“Any one of our ancestors could have passed by that tree or leaned up against that tree, having a lunch while cutting wood or hunting, so those trees, if they had a way of telling us what went on over the year, what could we get from it? I was taking this question and thought of everything having its own life and spirit, and trying to translate that.
“The record player was a pinnacle of music for so long and it died off and 8-track came in, then tapes, then CDs, and now that’s dying and MP3s are taking over. Hip-hop culture and popular culture grabbed hold of the record player and brought it back into the contemporary limelight. Something that died was brought back, the same way these (aboriginal) stories died off and are being brought back through different types of artwork and performance and stuff like that.”
Bennett often fuses the old and the new in his pieces.
“Jilaqami’gno’shoe” consists of two skateboards carved in the style of snowshoes; “The Mic-Mac” is a Mac computer, covered in patchworked leather with the Apple logo hand-beaded in an aboriginal style. “Mi’kmaq Artifact” is a stunning pair of Vans slip-on skateboard shoes, embellished with moose hide and beadwork, as a comment on what authentic aboriginal artwork entails.
2012 is proving to be a busy year for Bennett. He’ll have his first solo exhibition at Alternator Gallery in Kelowna, B.C. — curated by Inuit artist/curator Heather Igloliorte, a Goose Bay native — and in June, he’ll take part in “Changing Hands: Art Without Reservation,” an exhibit of contemporary Native American, First Nations and Inuit art from the northeast and southeast, at New York City’s Museum of Art and Design. Bennett’s piece for that show is called “Reappropriating the Wheel,” a piece based on sculptor Marcel Duchamp’s 1913 piece, “Bicycle Wheel. A simple bicycle wheel mounted on a stool, Duchamp’s piece was the first of what’s called readymade art.
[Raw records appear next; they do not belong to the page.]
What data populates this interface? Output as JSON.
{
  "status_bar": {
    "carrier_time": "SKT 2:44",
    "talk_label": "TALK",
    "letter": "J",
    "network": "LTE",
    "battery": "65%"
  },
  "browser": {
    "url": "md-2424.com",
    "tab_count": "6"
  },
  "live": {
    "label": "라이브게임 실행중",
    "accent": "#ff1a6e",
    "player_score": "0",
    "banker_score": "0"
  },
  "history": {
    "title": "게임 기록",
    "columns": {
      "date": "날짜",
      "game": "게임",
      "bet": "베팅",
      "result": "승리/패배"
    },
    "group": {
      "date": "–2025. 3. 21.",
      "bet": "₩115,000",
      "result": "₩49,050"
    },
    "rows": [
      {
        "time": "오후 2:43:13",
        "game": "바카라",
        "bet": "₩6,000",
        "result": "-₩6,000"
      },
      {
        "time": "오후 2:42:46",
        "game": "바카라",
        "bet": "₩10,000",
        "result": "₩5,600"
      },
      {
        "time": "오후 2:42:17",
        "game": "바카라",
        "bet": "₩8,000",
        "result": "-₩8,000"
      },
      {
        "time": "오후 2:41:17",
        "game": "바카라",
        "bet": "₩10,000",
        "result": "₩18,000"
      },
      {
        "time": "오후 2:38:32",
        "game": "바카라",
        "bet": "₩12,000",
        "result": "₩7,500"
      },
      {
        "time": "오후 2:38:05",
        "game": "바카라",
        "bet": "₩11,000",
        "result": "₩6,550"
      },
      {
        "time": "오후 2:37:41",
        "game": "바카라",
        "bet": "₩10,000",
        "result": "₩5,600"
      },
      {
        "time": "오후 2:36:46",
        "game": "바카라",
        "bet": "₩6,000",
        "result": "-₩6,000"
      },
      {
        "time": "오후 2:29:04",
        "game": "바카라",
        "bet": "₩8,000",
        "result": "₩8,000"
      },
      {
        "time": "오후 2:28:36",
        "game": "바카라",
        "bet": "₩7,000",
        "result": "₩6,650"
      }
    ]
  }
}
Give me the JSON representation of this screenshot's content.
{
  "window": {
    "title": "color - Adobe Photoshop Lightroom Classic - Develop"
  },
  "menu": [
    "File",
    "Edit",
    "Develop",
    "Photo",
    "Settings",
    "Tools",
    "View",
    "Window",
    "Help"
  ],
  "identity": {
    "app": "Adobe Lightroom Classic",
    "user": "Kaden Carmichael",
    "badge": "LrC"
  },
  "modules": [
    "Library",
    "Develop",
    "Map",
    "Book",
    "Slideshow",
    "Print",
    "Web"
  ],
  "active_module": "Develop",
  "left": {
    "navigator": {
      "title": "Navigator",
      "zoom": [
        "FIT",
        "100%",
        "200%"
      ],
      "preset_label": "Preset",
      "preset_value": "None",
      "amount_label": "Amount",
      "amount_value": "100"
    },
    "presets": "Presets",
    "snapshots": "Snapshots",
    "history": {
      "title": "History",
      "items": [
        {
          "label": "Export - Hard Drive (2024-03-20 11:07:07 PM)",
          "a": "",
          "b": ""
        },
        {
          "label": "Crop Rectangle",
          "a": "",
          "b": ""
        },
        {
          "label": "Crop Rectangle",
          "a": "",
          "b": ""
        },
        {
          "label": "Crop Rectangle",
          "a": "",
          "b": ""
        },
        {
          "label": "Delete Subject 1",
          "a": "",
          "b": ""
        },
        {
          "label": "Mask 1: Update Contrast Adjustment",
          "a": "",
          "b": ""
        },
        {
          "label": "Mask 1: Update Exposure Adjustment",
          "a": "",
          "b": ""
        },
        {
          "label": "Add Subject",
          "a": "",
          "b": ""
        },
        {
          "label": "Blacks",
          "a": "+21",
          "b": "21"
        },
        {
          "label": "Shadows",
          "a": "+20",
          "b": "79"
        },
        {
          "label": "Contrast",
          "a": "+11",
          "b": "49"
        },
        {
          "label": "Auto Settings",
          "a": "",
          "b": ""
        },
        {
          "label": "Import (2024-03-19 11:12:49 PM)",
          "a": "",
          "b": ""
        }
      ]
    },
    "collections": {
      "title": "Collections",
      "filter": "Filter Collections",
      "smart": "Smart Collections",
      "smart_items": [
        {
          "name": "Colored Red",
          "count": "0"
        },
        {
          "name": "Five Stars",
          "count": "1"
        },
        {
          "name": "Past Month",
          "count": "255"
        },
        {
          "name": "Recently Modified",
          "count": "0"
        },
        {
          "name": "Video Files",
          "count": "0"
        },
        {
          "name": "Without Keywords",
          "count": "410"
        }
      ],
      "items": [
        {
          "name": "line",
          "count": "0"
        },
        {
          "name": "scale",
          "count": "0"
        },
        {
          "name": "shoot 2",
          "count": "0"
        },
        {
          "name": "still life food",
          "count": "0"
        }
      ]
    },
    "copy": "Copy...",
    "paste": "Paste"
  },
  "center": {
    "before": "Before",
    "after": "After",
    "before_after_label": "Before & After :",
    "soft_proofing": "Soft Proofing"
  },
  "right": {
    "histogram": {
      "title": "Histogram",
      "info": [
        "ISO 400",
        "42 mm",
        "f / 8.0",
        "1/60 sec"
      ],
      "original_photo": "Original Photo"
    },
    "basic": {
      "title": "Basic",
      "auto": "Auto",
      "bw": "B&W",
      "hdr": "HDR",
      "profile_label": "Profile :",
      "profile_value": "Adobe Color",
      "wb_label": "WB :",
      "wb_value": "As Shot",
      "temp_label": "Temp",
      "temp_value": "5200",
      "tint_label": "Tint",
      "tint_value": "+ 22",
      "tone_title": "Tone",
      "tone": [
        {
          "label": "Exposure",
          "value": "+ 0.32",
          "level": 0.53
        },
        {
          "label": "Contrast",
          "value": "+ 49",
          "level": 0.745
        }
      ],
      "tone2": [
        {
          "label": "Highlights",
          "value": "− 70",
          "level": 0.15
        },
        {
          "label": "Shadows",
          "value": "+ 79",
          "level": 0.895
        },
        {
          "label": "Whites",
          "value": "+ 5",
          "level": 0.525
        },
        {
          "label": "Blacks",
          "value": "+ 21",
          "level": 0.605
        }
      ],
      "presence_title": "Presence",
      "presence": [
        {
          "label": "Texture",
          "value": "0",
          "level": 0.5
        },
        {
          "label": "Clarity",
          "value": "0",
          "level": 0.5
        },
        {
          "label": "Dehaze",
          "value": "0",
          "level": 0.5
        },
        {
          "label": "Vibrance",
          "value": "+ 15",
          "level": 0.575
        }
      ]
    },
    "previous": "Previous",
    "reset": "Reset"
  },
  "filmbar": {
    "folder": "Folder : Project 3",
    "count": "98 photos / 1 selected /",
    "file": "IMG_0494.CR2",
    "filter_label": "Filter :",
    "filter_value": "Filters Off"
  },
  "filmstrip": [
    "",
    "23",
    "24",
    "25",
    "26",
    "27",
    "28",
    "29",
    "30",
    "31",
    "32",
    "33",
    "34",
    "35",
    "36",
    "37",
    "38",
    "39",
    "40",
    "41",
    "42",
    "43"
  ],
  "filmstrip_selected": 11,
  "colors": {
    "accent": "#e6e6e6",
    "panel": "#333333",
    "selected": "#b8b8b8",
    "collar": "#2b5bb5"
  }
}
For his piece, Bennett has mounted a bike wheel on a fold-out plastic stool; the kind of stool on which elders might sit during a powwow, he explains.
Within the wheel, he has woven a dreamcatcher, complete with cheap, made-in-China dyed feathers, as a reflection of contemporary culture’s tendency to take iconic cultural artifacts and turn them into a commodity. Underneath the sculpture is a pop can.
Stand near the piece and you’ll hear the bubbles of children’s laughter and the “vroom vroom” dirt bike sound made when a bike runs over an aluminum can.
“Two years ago, I was working at an aboriginal drop-in centre in Winnipeg, and I was working with troubled youth who didn’t have access to a lot of things, like good food or a place to hang out and just be kids,” Bennett explains.
“When we were kids, we used to run over pop cans to make our bikes sound like a motorcycle. The kids were outside doing that one day, and I was like, ‘Oh man, this reminds me of when I was a kid.’
“To the right of the sculpture is a parabolic speaker, and when you stand directly beneath it, you’ll hear those kids and the sound of that pop can. It’s a comment on no matter how hard a situation is, parents will always send their kids off to have fun while they deal with the problems that are going on. That’s what the youth centre was about to me, kids being kids and not having to worry about are we going to be able to have supper tonight.”
Pop cans, skateboards, computers, shoes — Bennett says his concepts come first; he chooses the medium later. It’s always about getting his idea across while using as many senses as possible.
“You can look at something and walk around it but then when you can hear it, it bridges the gap and brings you much closer to the meaning of the work,” he says. “For me, I find it’s the mixing of those mediums that makes the work that much stronger.”